With a magnitude 6.2 earthquake devastating parts of the Lazio region last Wednesday, we are again reminded that emergencies can affect us even during a trip to Italy. After all, one of those badly hit was the town of Amatrice, which is a popular summer destination for those coming from Rome. Even if you don’t get caught in a natural disaster, you may get involved in an accident or another kind of emergency.
Hence, there’s always a need to be prepared for whatever that may happen. Here are some tips to help you survive an emergency in Italy:
Before the Trip
Familiarize yourself with the emergency numbers in Italy.
Like the rest of Europe, Italy has one number to call in case of an emergency: 112. This is the best number to call for foreign nationals, as calls are also answered in English, French, and German.
However, the country also has three other emergency numbers for specific agencies. These are namely the following:
113 for police assistance
115 for the fire brigade
118 for first aid
Print out these numbers and keep a copy wherever you go, so that you know which one to call right away.
Note the phone number of your embassy in Italy.
That way, whatever the emergency you’re facing, you can contact them for assistance. Here are some phone numbers of the embassies/consulates of specific countries:
Rome Embassy – 06-46-741
Milan Consulate – 02-290-351
Florence Consulate – 055-266-951
Naples Consulate – 081-583-8111
Rome Embassy – 06-4220-0001
Milan Consulate – 02-732-001
Rome Embassy – 06-8527-21
Milan Consulate – 02-7767-4200
Rome Embasssy – 06-49-2131
Milan Consulate – 02-623-1101
Practice what to do in case of an emergency.
While you may be in a different part of the world when a disaster strikes, you can still use many of the same techniques you already know to save yourself in an emergency. These include the duck, cover, and hold during an earthquake; or the crawl and roll to escape from a fire. Learning how to apply first aid can also help tremendously.
During an Emergency
Keep calm, stay alert, and don’t panic.
While this is easier said than done, being cool and calm in an emergency can help prevent additional injury. After all, panicking can cause you to make knee-jerk reactions or bad decisions that can endanger you, such as staying still in one spot instead of ducking for cover.
After an Emergency
When traveling in a group, check that everyone is safe.
This is especially important if you’re traveling with children or the elderly, who may need more help in the aftermath of a crisis.
Get in touch with your loved ones and your embassy.
It’s important to get in touch with family back home to reassure them that you’re alright. Once you’ve done that, you should also notify your embassy. That way, they can devote more time to extending assistance to your countrymen who may need it, instead of looking for you.
Alternatively, you can also check in on social media.

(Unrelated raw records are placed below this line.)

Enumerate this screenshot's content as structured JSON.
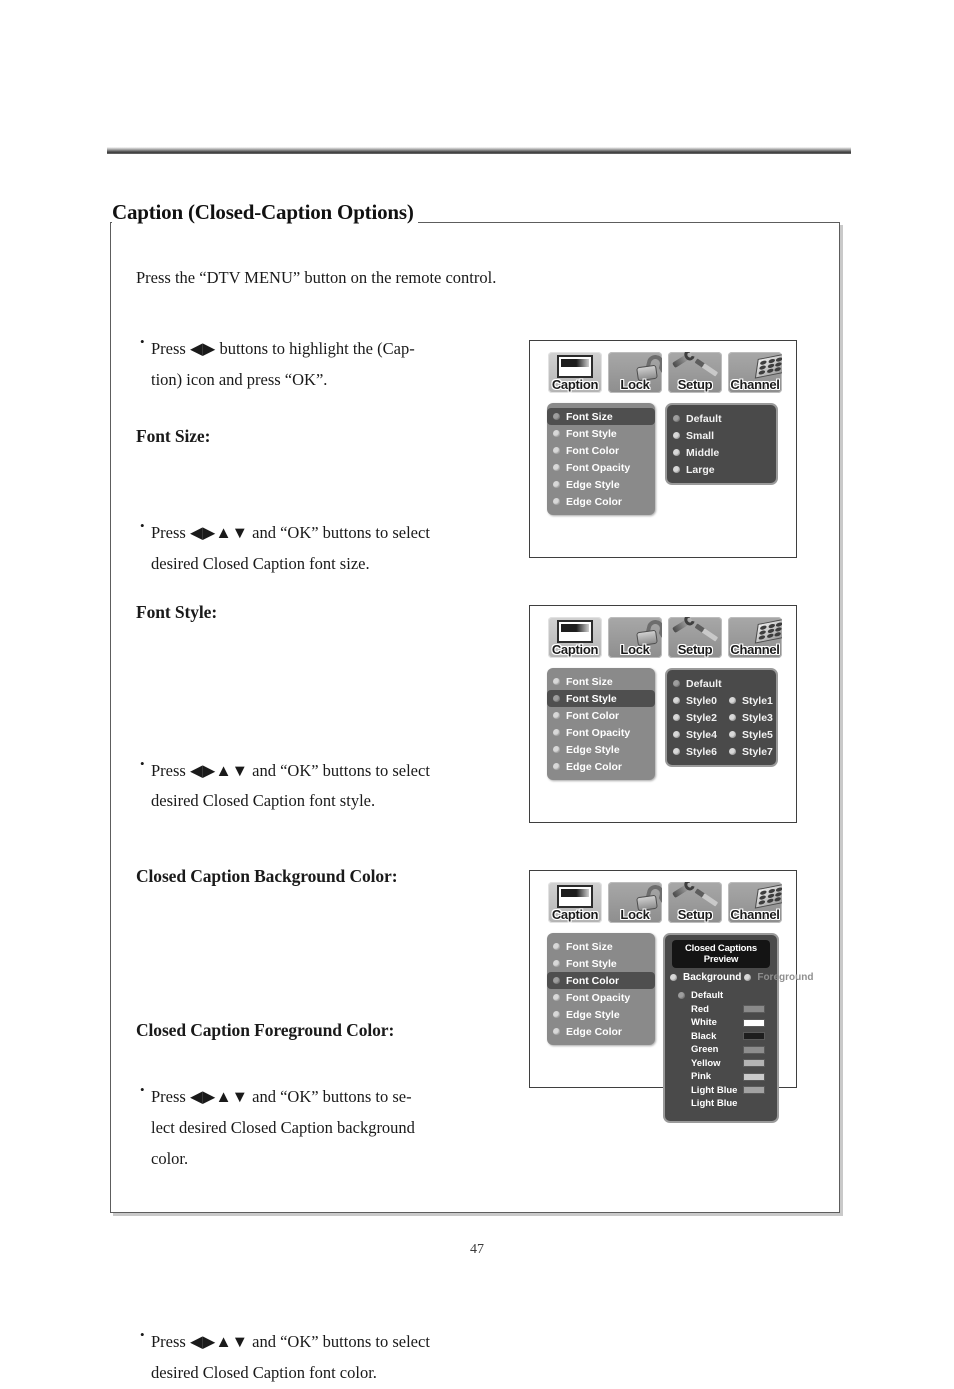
{
  "page": {
    "section_title": "Caption (Closed-Caption Options)",
    "intro": "Press the “DTV MENU” button on the remote control.",
    "page_number": "47"
  },
  "instructions": {
    "caption_bullet_line1": "Press ◀▶ buttons to highlight the (Cap-",
    "caption_bullet_line2": "tion) icon and press “OK”.",
    "font_size": {
      "heading": "Font Size:",
      "line1": "Press ◀▶▲▼ and “OK” buttons to select",
      "line2": "desired Closed Caption font size."
    },
    "font_style": {
      "heading": "Font Style:",
      "line1": "Press ◀▶▲▼ and “OK” buttons to select",
      "line2": "desired Closed Caption font style."
    },
    "background_color": {
      "heading": "Closed Caption Background Color:",
      "line1": "Press ◀▶▲▼ and “OK” buttons to se-",
      "line2": "lect desired Closed Caption background",
      "line3": "color."
    },
    "foreground_color": {
      "heading": "Closed Caption Foreground Color:",
      "line1": "Press ◀▶▲▼ and “OK” buttons to select",
      "line2": "desired Closed Caption font color."
    }
  },
  "osd_tabs": [
    {
      "label": "Caption",
      "icon": "caption-screen-icon",
      "active": true
    },
    {
      "label": "Lock",
      "icon": "padlock-icon",
      "active": false
    },
    {
      "label": "Setup",
      "icon": "screwdriver-wrench-icon",
      "active": false
    },
    {
      "label": "Channel",
      "icon": "remote-keypad-icon",
      "active": false
    }
  ],
  "caption_menu_items": [
    "Font Size",
    "Font Style",
    "Font Color",
    "Font Opacity",
    "Edge Style",
    "Edge Color"
  ],
  "osd1": {
    "selected_menu": "Font Size",
    "options": [
      "Default",
      "Small",
      "Middle",
      "Large"
    ]
  },
  "osd2": {
    "selected_menu": "Font Style",
    "default_option": "Default",
    "options": [
      "Style0",
      "Style1",
      "Style2",
      "Style3",
      "Style4",
      "Style5",
      "Style6",
      "Style7"
    ]
  },
  "osd3": {
    "selected_menu": "Font Color",
    "preview_label": "Closed Captions Preview",
    "background_label": "Background",
    "foreground_label": "Foreground",
    "default_label": "Default",
    "colors": [
      {
        "name": "Red",
        "swatch": "#8a8a8a"
      },
      {
        "name": "White",
        "swatch": "#ffffff"
      },
      {
        "name": "Black",
        "swatch": "#1e1e1e"
      },
      {
        "name": "Green",
        "swatch": "#8d8d8d"
      },
      {
        "name": "Yellow",
        "swatch": "#b4b4b4"
      },
      {
        "name": "Pink",
        "swatch": "#cacaca"
      },
      {
        "name": "Light Blue",
        "swatch": "#a2a2a2"
      },
      {
        "name": "Light Blue",
        "swatch": null
      }
    ]
  }
}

Facebook offers a Safety Check option, which is automatically activated when a disaster strikes near you.
Cooperate with local authorities.
Remember, the locals will always know the area better than you, especially in an emergency. So while it’s okay to volunteer your help in the aftermath of a disaster—especially if you’re a medical professional—let them take the lead.
With these tips, we hope you can stay safe during your trip to Italy!